Source records
>>>>

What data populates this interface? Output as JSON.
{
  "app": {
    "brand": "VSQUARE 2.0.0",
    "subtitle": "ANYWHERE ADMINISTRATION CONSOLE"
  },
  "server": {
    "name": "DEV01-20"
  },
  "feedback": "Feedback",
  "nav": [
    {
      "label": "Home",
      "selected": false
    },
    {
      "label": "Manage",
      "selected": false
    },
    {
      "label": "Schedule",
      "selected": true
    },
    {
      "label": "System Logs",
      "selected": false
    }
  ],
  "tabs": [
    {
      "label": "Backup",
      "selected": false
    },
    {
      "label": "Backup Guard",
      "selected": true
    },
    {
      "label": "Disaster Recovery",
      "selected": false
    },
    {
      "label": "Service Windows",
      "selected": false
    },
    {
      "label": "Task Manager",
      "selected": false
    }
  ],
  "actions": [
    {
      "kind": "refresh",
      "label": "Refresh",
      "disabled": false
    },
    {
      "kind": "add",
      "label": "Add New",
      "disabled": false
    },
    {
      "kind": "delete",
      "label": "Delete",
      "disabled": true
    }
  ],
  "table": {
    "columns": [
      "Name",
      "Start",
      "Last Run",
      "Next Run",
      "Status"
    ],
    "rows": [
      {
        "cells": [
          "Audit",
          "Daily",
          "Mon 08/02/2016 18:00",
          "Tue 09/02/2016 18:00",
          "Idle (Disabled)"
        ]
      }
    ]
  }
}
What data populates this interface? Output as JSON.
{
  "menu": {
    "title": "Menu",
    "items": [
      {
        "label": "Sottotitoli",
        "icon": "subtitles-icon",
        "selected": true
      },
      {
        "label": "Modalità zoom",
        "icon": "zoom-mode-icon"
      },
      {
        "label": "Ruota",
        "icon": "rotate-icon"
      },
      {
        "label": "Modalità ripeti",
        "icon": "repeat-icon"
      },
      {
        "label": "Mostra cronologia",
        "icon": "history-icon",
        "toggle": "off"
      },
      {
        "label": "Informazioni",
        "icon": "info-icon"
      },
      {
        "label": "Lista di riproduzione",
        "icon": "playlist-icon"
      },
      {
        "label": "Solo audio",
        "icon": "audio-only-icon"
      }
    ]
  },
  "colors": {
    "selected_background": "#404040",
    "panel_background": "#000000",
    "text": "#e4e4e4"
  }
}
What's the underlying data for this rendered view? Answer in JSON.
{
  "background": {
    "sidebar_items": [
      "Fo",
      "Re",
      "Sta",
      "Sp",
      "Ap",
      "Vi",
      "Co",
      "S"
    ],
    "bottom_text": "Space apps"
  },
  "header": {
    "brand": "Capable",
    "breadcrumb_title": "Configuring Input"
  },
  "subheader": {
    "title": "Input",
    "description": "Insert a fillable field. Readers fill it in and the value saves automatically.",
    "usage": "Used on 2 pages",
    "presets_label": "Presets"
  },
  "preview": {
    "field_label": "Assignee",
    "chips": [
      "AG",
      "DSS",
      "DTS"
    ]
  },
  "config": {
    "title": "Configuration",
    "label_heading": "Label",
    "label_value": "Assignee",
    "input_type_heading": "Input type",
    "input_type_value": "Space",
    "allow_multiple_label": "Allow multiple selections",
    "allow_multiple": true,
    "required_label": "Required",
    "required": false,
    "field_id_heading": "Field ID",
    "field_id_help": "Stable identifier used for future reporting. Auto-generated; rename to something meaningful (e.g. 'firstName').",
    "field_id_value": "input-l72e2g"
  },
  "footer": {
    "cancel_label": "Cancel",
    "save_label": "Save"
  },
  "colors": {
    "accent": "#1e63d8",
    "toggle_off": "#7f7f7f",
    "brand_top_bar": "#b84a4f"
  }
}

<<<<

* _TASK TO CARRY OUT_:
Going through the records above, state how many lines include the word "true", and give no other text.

* _ANSWER SPACE_:
5